Despite their fearsome nature, they are highly honored by the people who live nearby, and shrines are established in their honor near the bridges they inhabit. In times of war, residents will beseech their local hashihime to guard the bridge against invaders. In times of peace, hashihime are goddess of separation and severing, and are asked to aid people in things such as break-ups, divorce, and severing bad luck. So strong is their power of severing that it is considered taboo for lovers to pass in front of a hashihime shrine together, or for wedding processions to pass in front of one. If newlyweds need to cross a bridge inhabited by a hashihime, they will instead pass underneath it on a boat rather than risk cursing their marriage.
LEGENDS: The most famous hashihime story comes from Tsurugi no Maki, in The Tale of the Heike, and is retold in the noh play Kanawa.
A woman visited the the Kifune-jinja in Kyoto at the hour of the ox (roughly 2 am), filled with rage and jealousy towards her ex-husband who had thrown her away for another woman. Night after night she visited the shrine, praying to the gods enshrined there to turn her into a powerful demon. The woman wanted nothing else other than to see her ex-husband destroyed, even at the cost of her own life. After seven nights of pilgrimage, her prayers were answered: the gods told her that if she immersed herself in the Uji river for twenty-one nights, she would become a living demon.

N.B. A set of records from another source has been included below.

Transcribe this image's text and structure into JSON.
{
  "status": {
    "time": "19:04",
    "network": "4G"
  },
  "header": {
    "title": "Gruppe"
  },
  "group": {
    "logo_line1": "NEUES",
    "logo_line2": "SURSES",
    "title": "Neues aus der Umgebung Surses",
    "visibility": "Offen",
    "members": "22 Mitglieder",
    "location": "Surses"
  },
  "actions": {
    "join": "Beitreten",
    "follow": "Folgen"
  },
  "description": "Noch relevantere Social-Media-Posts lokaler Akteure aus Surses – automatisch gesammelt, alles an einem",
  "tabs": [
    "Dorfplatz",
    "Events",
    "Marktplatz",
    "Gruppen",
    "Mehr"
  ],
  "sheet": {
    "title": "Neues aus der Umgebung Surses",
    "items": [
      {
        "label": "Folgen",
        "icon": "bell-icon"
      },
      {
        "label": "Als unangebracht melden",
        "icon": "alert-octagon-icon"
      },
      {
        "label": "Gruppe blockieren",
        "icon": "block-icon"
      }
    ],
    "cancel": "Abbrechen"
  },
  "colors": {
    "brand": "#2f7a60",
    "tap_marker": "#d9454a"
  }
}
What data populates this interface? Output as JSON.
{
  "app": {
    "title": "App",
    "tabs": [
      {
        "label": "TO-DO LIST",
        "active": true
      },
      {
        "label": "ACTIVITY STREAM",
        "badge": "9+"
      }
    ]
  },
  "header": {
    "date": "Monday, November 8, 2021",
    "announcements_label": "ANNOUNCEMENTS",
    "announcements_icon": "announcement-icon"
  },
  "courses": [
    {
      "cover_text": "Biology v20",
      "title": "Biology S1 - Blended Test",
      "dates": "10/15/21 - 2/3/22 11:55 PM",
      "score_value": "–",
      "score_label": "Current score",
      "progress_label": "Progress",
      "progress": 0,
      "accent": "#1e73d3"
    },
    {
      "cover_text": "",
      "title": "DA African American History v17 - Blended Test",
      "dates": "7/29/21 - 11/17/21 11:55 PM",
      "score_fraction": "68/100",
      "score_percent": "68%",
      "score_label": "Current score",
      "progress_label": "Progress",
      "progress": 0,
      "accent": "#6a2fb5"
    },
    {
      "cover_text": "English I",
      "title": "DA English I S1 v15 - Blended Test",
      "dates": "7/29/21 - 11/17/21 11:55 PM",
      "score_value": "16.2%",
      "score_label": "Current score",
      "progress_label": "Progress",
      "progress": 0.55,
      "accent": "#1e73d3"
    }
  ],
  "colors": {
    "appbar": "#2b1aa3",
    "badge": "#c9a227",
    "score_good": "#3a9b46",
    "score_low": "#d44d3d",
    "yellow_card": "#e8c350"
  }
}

The woman did as she was bid. She donned a white robe and tied her hair up into five horns. She painted her face and covered her body in crimson dye. She placed an upturned trivet on her head and attached torches to each foot. She lit a torch on both ends and placed it in her mouth. She immersed herself in the Uji river and for twenty-one days she kindled the hatred in her heart. Then, just as the gods told her, after twenty-one days she transformed into a terrible kijo with supreme power. She had become the hashihime of Uji.
That night, her husband awoke from a horrible dream with a premonition of danger. He quickly sought out the famous onmyōji, Abe-no-Seimei. Seimei recognized the dream as a sign that the man’s former wife would come and destroy the couple that very night, and promised to save them. He went to their house, recited magical prayers, and crafted two katashiro — magical paper doll representations of the man and his wife, meant to be used as substitutionary targets for the kijo’s rage. That night, as Seimei had predicted, the demon appeared. She attacked the two katashiro instead of the real couple, and Seimei’s magic worked: her power was reflected back upon her and she was driven away. The demon woman, realizing that she could not overcome Abe-no-Seimei’s magic, vanished, threatening that she would come back another time.